Retype all the records with nothing changed.

+++

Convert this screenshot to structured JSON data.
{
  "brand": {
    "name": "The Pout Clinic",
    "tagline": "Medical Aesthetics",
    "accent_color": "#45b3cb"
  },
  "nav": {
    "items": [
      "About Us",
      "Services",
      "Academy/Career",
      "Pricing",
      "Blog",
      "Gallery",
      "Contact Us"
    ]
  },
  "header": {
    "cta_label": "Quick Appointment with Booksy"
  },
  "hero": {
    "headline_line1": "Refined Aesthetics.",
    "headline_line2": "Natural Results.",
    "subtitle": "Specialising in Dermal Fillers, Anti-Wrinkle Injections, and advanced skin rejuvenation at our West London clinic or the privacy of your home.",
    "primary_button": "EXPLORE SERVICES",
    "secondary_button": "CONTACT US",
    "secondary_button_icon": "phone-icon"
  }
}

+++

▶ RESPONSE TO THE TASK
Convert this screenshot to structured JSON data.
{
  "brand": {
    "name": "The Pout Clinic",
    "tagline": "Medical Aesthetics",
    "accent_color": "#45b3cb"
  },
  "nav": {
    "items": [
      "About Us",
      "Services",
      "Academy/Career",
      "Pricing",
      "Blog",
      "Gallery",
      "Contact Us"
    ]
  },
  "header": {
    "cta_label": "Quick Appointment with Booksy"
  },
  "hero": {
    "headline_line1": "Refined Aesthetics.",
    "headline_line2": "Natural Results.",
    "subtitle": "Specialising in Dermal Fillers, Anti-Wrinkle Injections, and advanced skin rejuvenation at our West London clinic or the privacy of your home.",
    "primary_button": "EXPLORE SERVICES",
    "secondary_button": "CONTACT US",
    "secondary_button_icon": "phone-icon"
  }
}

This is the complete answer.